Vehicles which are powered by clean energy such as electricity and hydrogen could be equipped with green number plates under government plans to promote awareness of vehicles which have low emissions.
Green plates are already commonly used in countries like Canada, Norway and China, where they are believed to encourage the use of green cars among drivers.
In addition to the promotion of green vehicles, these green number plates could also provide green vehicles with access to low-emission or bus lanes, ultra-low-emission zones or electric charging bays.
So in addition to saving money on things like road tax and motor trade insurance, as found on https://www.quotemetoday.co.uk/motor-trade-insurance/, drivers will able to save on congestion charges.
Badge of Honour
In relation to the implementation of green licence plates, the Transport Secretary, Chris Grayling, said he believed that using the plates as a badge of honour was a fantastic way of raising awareness for the growing popularity of green vehicles in the UK. It might encourage drivers to consider the benefits of buying a low-emission vehicle.
The Transport Secretary added that the UK was already at the forefront of research and development when it came to low-emission vehicles, adding that cleaner air led to better environments and economies for countries that implemented the use of low-emission cars.
Steve Gooding, who is the director of the RAC Foundation, mirrored Grayling’s remarks. He said that today many low-emission vehicles were difficult to distinguish from petrol-powered ones. A green plate would enable them to stand out from the rest, becoming a badge of honour for the driver or businesses that wanted to highlight their environmental credentials.
Recent figures show that there are now around 168,000 cars in the UK that have been purchased with the government’s grant scheme for plug-in vehicles.

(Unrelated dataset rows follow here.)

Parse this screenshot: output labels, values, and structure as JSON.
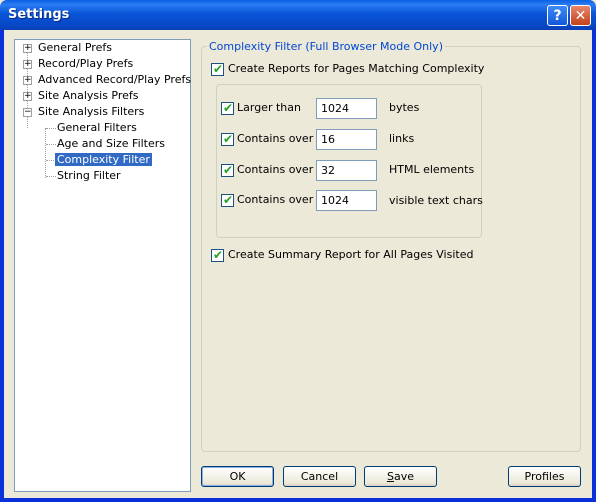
{
  "window": {
    "title": "Settings",
    "help_glyph": "?",
    "close_glyph": "✕"
  },
  "tree": {
    "items": [
      {
        "label": "General Prefs",
        "expander": "+"
      },
      {
        "label": "Record/Play Prefs",
        "expander": "+"
      },
      {
        "label": "Advanced Record/Play Prefs",
        "expander": "+"
      },
      {
        "label": "Site Analysis Prefs",
        "expander": "+"
      },
      {
        "label": "Site Analysis Filters",
        "expander": "−"
      }
    ],
    "children": [
      {
        "label": "General Filters"
      },
      {
        "label": "Age and Size Filters"
      },
      {
        "label": "Complexity Filter",
        "selected": true
      },
      {
        "label": "String Filter"
      }
    ]
  },
  "panel": {
    "legend": "Complexity Filter (Full Browser Mode Only)",
    "create_reports_label": "Create Reports for Pages Matching Complexity",
    "create_reports_checked": true,
    "criteria": [
      {
        "label": "Larger than",
        "value": "1024",
        "unit": "bytes",
        "checked": true
      },
      {
        "label": "Contains over",
        "value": "16",
        "unit": "links",
        "checked": true
      },
      {
        "label": "Contains over",
        "value": "32",
        "unit": "HTML elements",
        "checked": true
      },
      {
        "label": "Contains over",
        "value": "1024",
        "unit": "visible text chars",
        "checked": true
      }
    ],
    "summary_label": "Create Summary Report for All Pages Visited",
    "summary_checked": true
  },
  "buttons": {
    "ok": "OK",
    "cancel": "Cancel",
    "save_first": "S",
    "save_rest": "ave",
    "profiles": "Profiles"
  },
  "check_glyph": "✔"
}
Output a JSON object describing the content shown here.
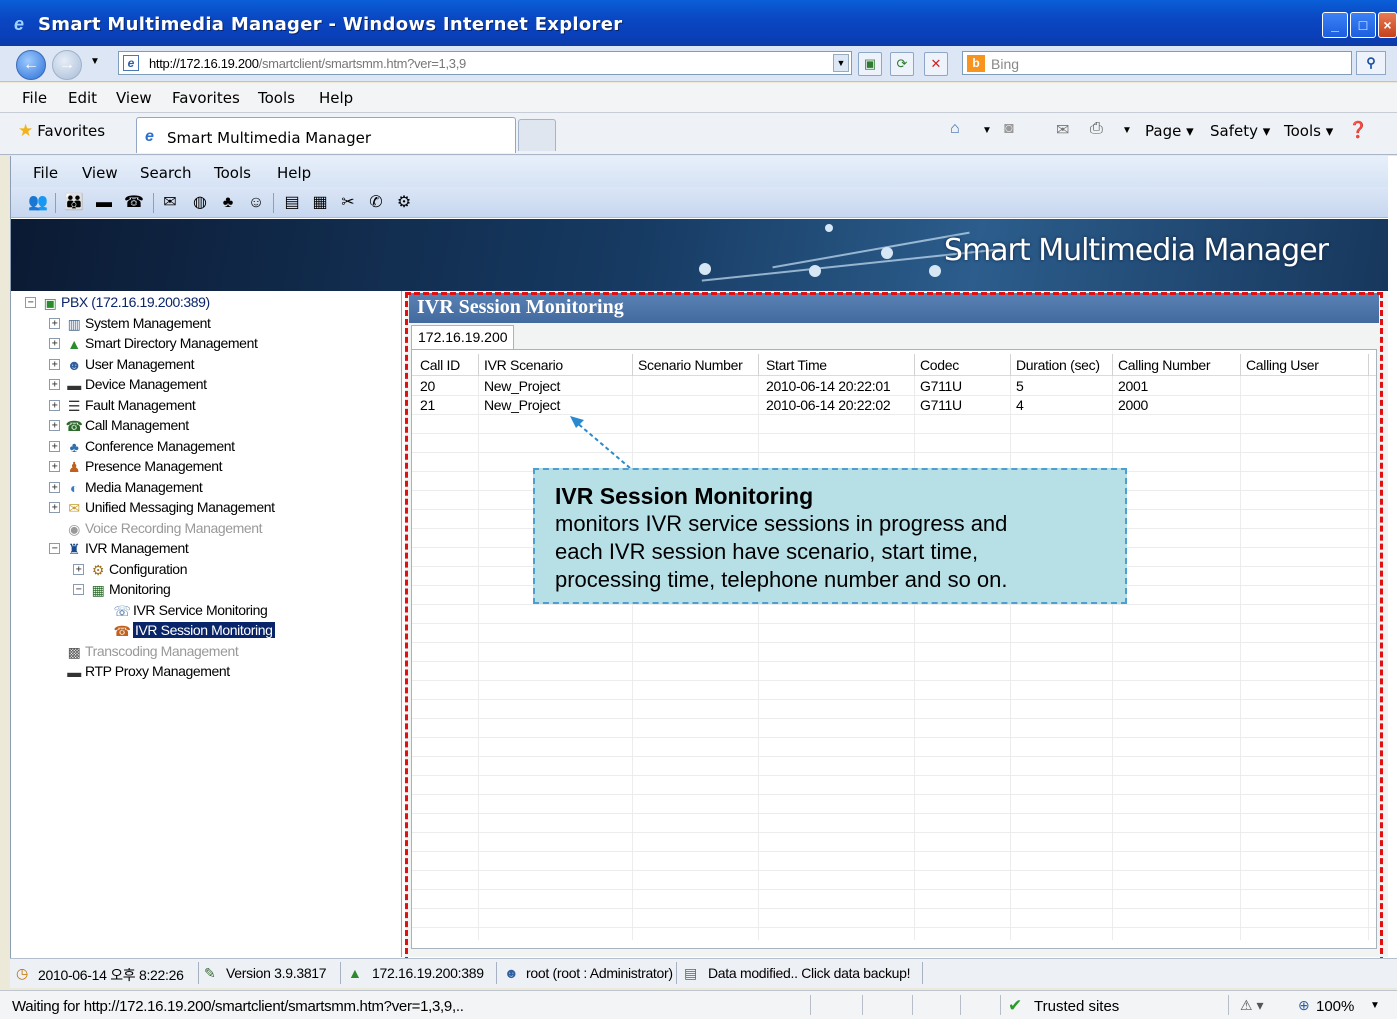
{
  "window": {
    "title": "Smart Multimedia Manager - Windows Internet Explorer"
  },
  "addressbar": {
    "url_host": "http://172.16.19.200",
    "url_path": "/smartclient/smartsmm.htm?ver=1,3,9",
    "search_placeholder": "Bing"
  },
  "ie_menu": [
    "File",
    "Edit",
    "View",
    "Favorites",
    "Tools",
    "Help"
  ],
  "favorites": {
    "label": "Favorites",
    "tab_title": "Smart Multimedia Manager",
    "commands": [
      "Page",
      "Safety",
      "Tools"
    ]
  },
  "app_menu": [
    "File",
    "View",
    "Search",
    "Tools",
    "Help"
  ],
  "banner": {
    "title": "Smart Multimedia Manager"
  },
  "tree": [
    {
      "label": "PBX (172.16.19.200:389)",
      "level": 0,
      "exp": "−",
      "icon": "pbx-icon"
    },
    {
      "label": "System Management",
      "level": 1,
      "exp": "+",
      "icon": "system-icon"
    },
    {
      "label": "Smart Directory Management",
      "level": 1,
      "exp": "+",
      "icon": "directory-icon"
    },
    {
      "label": "User Management",
      "level": 1,
      "exp": "+",
      "icon": "user-icon"
    },
    {
      "label": "Device Management",
      "level": 1,
      "exp": "+",
      "icon": "device-icon"
    },
    {
      "label": "Fault Management",
      "level": 1,
      "exp": "+",
      "icon": "fault-icon"
    },
    {
      "label": "Call Management",
      "level": 1,
      "exp": "+",
      "icon": "call-icon"
    },
    {
      "label": "Conference Management",
      "level": 1,
      "exp": "+",
      "icon": "conference-icon"
    },
    {
      "label": "Presence Management",
      "level": 1,
      "exp": "+",
      "icon": "presence-icon"
    },
    {
      "label": "Media Management",
      "level": 1,
      "exp": "+",
      "icon": "media-icon"
    },
    {
      "label": "Unified Messaging Management",
      "level": 1,
      "exp": "+",
      "icon": "messaging-icon"
    },
    {
      "label": "Voice Recording Management",
      "level": 1,
      "exp": "",
      "icon": "recording-icon",
      "dim": true
    },
    {
      "label": "IVR Management",
      "level": 1,
      "exp": "−",
      "icon": "ivr-icon"
    },
    {
      "label": "Configuration",
      "level": 2,
      "exp": "+",
      "icon": "configuration-icon"
    },
    {
      "label": "Monitoring",
      "level": 2,
      "exp": "−",
      "icon": "monitoring-icon"
    },
    {
      "label": "IVR Service Monitoring",
      "level": 3,
      "exp": "",
      "icon": "service-monitor-icon"
    },
    {
      "label": "IVR Session Monitoring",
      "level": 3,
      "exp": "",
      "icon": "session-monitor-icon",
      "selected": true
    },
    {
      "label": "Transcoding Management",
      "level": 1,
      "exp": "",
      "icon": "transcoding-icon",
      "dim": true
    },
    {
      "label": "RTP Proxy Management",
      "level": 1,
      "exp": "",
      "icon": "rtp-proxy-icon"
    }
  ],
  "panel": {
    "title": "IVR Session Monitoring",
    "server_tab": "172.16.19.200",
    "columns": [
      "Call ID",
      "IVR Scenario",
      "Scenario Number",
      "Start Time",
      "Codec",
      "Duration (sec)",
      "Calling Number",
      "Calling User"
    ],
    "rows": [
      [
        "20",
        "New_Project",
        "",
        "2010-06-14 20:22:01",
        "G711U",
        "5",
        "2001",
        ""
      ],
      [
        "21",
        "New_Project",
        "",
        "2010-06-14 20:22:02",
        "G711U",
        "4",
        "2000",
        ""
      ]
    ]
  },
  "callout": {
    "title": "IVR Session Monitoring",
    "lines": [
      "monitors IVR service sessions in progress and",
      "each IVR session have scenario, start time,",
      "processing time, telephone number and so on."
    ]
  },
  "app_status": {
    "datetime": "2010-06-14 오후 8:22:26",
    "version": "Version 3.9.3817",
    "server": "172.16.19.200:389",
    "user": "root (root : Administrator)",
    "notice": "Data modified.. Click data backup!"
  },
  "ie_status": {
    "message": "Waiting for http://172.16.19.200/smartclient/smartsmm.htm?ver=1,3,9,..",
    "zone": "Trusted sites",
    "zoom": "100%"
  },
  "colors": {
    "annotation_red": "#e01010",
    "callout_bg": "#b7dfe6",
    "selection": "#0a246a"
  }
}
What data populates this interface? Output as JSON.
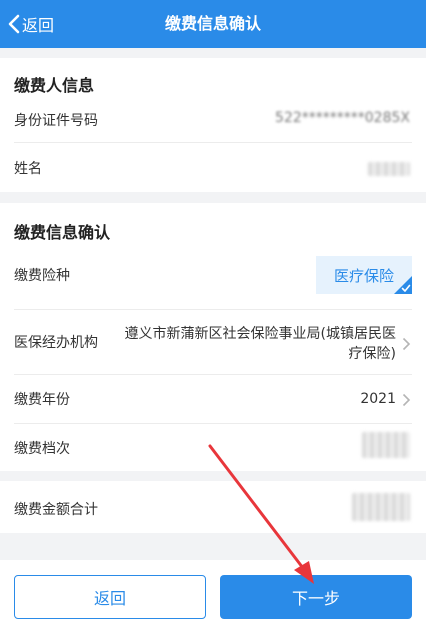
{
  "nav": {
    "back_label": "返回",
    "title": "缴费信息确认"
  },
  "payer": {
    "section_title": "缴费人信息",
    "id_label": "身份证件号码",
    "id_value": "522*********0285X",
    "name_label": "姓名"
  },
  "payment": {
    "section_title": "缴费信息确认",
    "insurance_label": "缴费险种",
    "insurance_value": "医疗保险",
    "agency_label": "医保经办机构",
    "agency_value": "遵义市新蒲新区社会保险事业局(城镇居民医疗保险)",
    "year_label": "缴费年份",
    "year_value": "2021",
    "level_label": "缴费档次"
  },
  "total": {
    "label": "缴费金额合计"
  },
  "footer": {
    "back_button": "返回",
    "next_button": "下一步"
  },
  "colors": {
    "primary": "#2a8be8",
    "chip_bg": "#e6f2fd",
    "annotation_arrow": "#e8363b"
  },
  "icons": {
    "back": "chevron-left-icon",
    "row_more": "chevron-right-icon",
    "selected": "checkmark-icon"
  }
}
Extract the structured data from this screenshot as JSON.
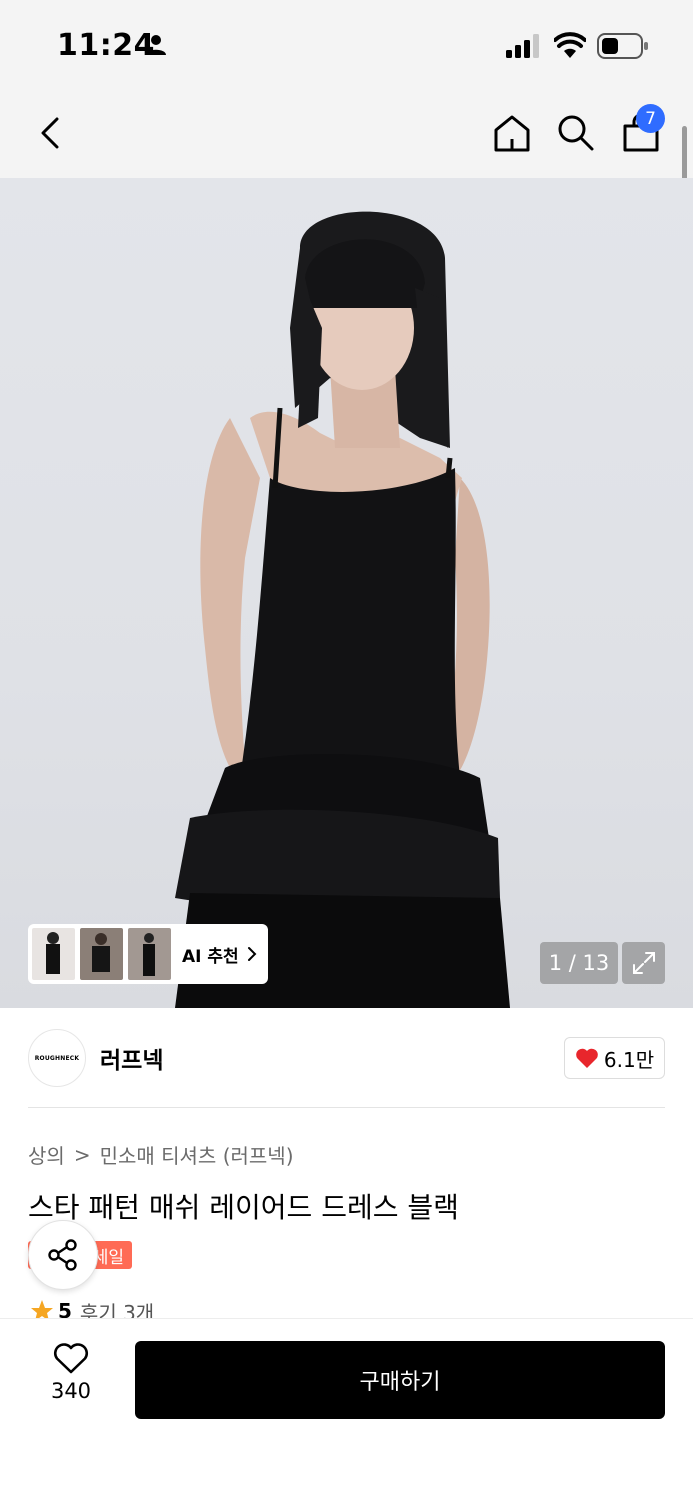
{
  "status_bar": {
    "time": "11:24",
    "icons": [
      "person-icon",
      "signal-icon",
      "wifi-icon",
      "battery-icon"
    ]
  },
  "nav": {
    "icons": [
      "back-chevron-icon",
      "home-icon",
      "search-icon",
      "cart-icon"
    ],
    "cart_count": "7"
  },
  "gallery": {
    "ai_label": "AI 추천",
    "page_counter": "1 / 13",
    "expand_icon": "expand-icon"
  },
  "brand": {
    "logo_text": "ROUGHNECK",
    "name": "러프넥",
    "like_count": "6.1만"
  },
  "product": {
    "breadcrumb": [
      "상의",
      "민소매 티셔츠 (러프넥)"
    ],
    "breadcrumb_separator": ">",
    "title": "스타 패턴 매쉬 레이어드 드레스 블랙",
    "sale_badge": "세일",
    "rating": "5",
    "review_text": "후기 3개"
  },
  "bottom_bar": {
    "wish_count": "340",
    "buy_label": "구매하기"
  },
  "colors": {
    "accent_blue": "#2f6cff",
    "sale_red": "#ff6b55",
    "heart_red": "#e8262c",
    "star_orange": "#f5a623"
  }
}
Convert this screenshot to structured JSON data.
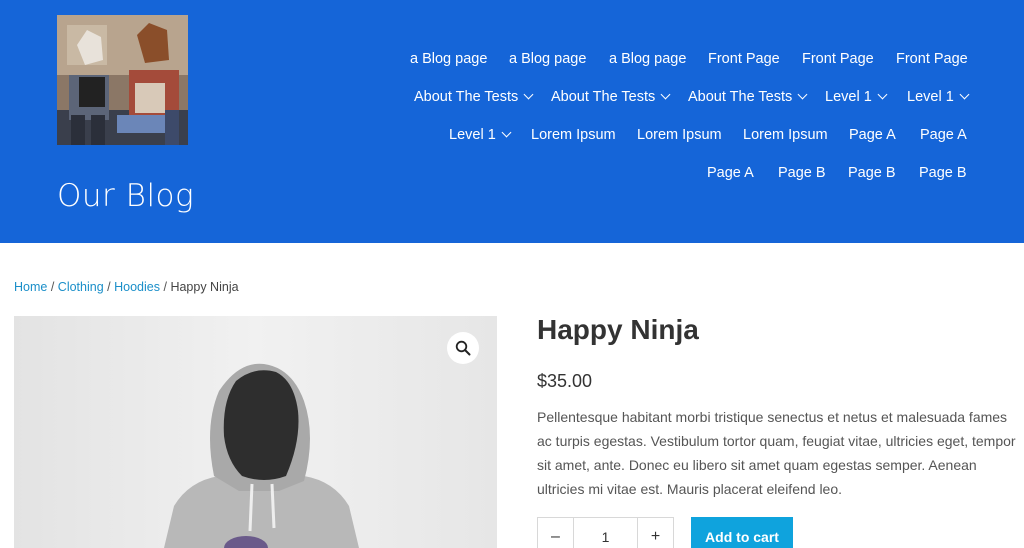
{
  "site": {
    "title": "Our Blog"
  },
  "nav": {
    "row1": [
      "a Blog page",
      "a Blog page",
      "a Blog page",
      "Front Page",
      "Front Page",
      "Front Page"
    ],
    "row2": [
      "About The Tests",
      "About The Tests",
      "About The Tests",
      "Level 1",
      "Level 1"
    ],
    "row3": [
      "Level 1",
      "Lorem Ipsum",
      "Lorem Ipsum",
      "Lorem Ipsum",
      "Page A",
      "Page A"
    ],
    "row4": [
      "Page A",
      "Page B",
      "Page B",
      "Page B"
    ]
  },
  "breadcrumb": {
    "home": "Home",
    "clothing": "Clothing",
    "hoodies": "Hoodies",
    "current": "Happy Ninja",
    "separator": "/"
  },
  "product": {
    "title": "Happy Ninja",
    "price": "$35.00",
    "description": "Pellentesque habitant morbi tristique senectus et netus et malesuada fames ac turpis egestas. Vestibulum tortor quam, feugiat vitae, ultricies eget, tempor sit amet, ante. Donec eu libero sit amet quam egestas semper. Aenean ultricies mi vitae est. Mauris placerat eleifend leo.",
    "quantity": "1",
    "minus_label": "–",
    "plus_label": "+",
    "add_to_cart_label": "Add to cart"
  },
  "icons": {
    "zoom": "search-icon",
    "dropdown": "chevron-down-icon"
  },
  "colors": {
    "header_bg": "#1565d8",
    "link": "#1b8fc9",
    "button": "#0fa3dd"
  }
}
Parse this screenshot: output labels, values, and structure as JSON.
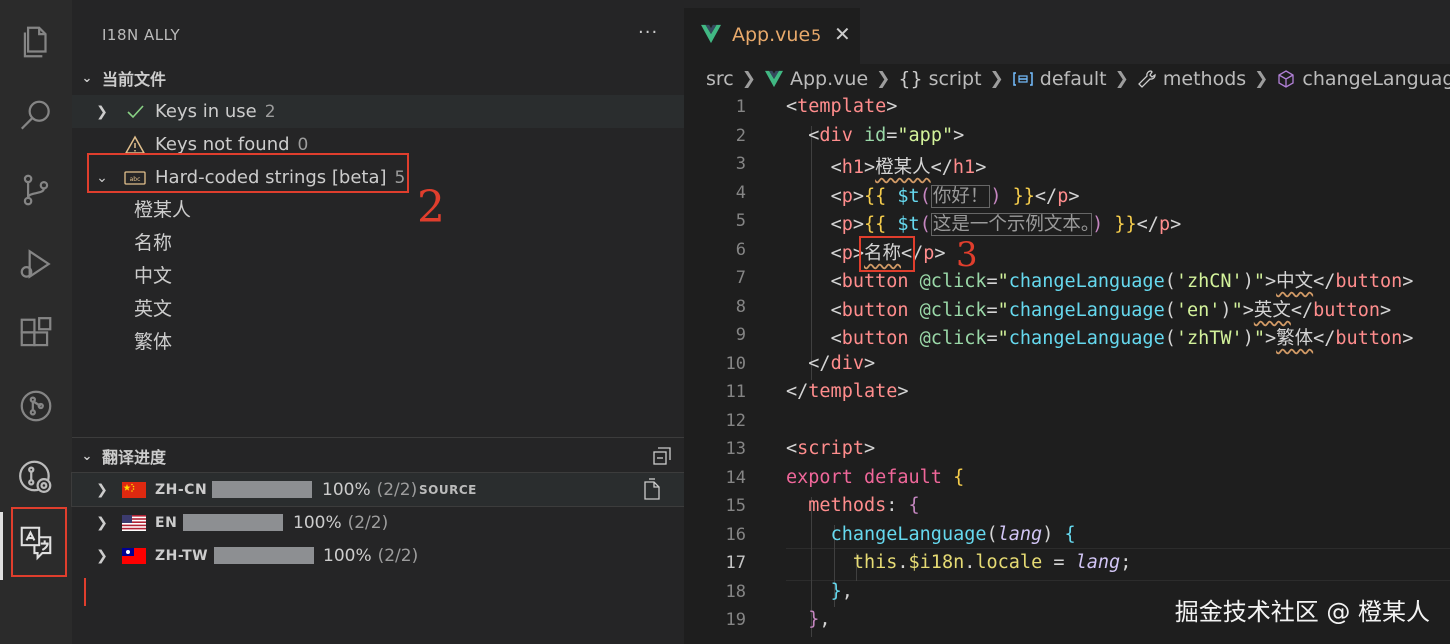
{
  "sidebar": {
    "title": "I18N ALLY",
    "more": "···",
    "current_file": {
      "header": "当前文件",
      "keys_in_use": {
        "label": "Keys in use",
        "count": "2"
      },
      "keys_not_found": {
        "label": "Keys not found",
        "count": "0"
      },
      "hardcoded": {
        "label": "Hard-coded strings [beta]",
        "count": "5"
      },
      "hardcoded_items": [
        "橙某人",
        "名称",
        "中文",
        "英文",
        "繁体"
      ]
    },
    "progress": {
      "header": "翻译进度",
      "locales": [
        {
          "code": "ZH-CN",
          "percent": "100%",
          "count": "(2/2)",
          "source": "SOURCE",
          "fill": 1.0
        },
        {
          "code": "EN",
          "percent": "100%",
          "count": "(2/2)",
          "source": "",
          "fill": 1.0
        },
        {
          "code": "ZH-TW",
          "percent": "100%",
          "count": "(2/2)",
          "source": "",
          "fill": 1.0
        }
      ]
    }
  },
  "editor": {
    "tab": {
      "name": "App.vue",
      "problems": "5",
      "close": "✕"
    },
    "breadcrumb": [
      "src",
      "App.vue",
      "script",
      "default",
      "methods",
      "changeLanguage"
    ],
    "line_numbers": [
      "1",
      "2",
      "3",
      "4",
      "5",
      "6",
      "7",
      "8",
      "9",
      "10",
      "11",
      "12",
      "13",
      "14",
      "15",
      "16",
      "17",
      "18",
      "19"
    ],
    "current_line": "17"
  },
  "annotations": {
    "two": "2",
    "three": "3"
  },
  "watermark": "掘金技术社区 @ 橙某人",
  "colors": {
    "annotation_red": "#e03e2d",
    "vue_green": "#41b883",
    "tab_orange": "#e8a96b"
  }
}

The scheme provides subsidies of up to three and a half thousand pounds for people who buy green vehicles.
The behavioural insights team set up by the government to help change people’s behaviour believe the plan could result in the normalisation of the use of electric vehicles.
The director of the insights team, Elisabeth Costa, said that by using green plates people would be pushed gently into thinking about buying a green vehicle as they saw larger numbers of the population doing so.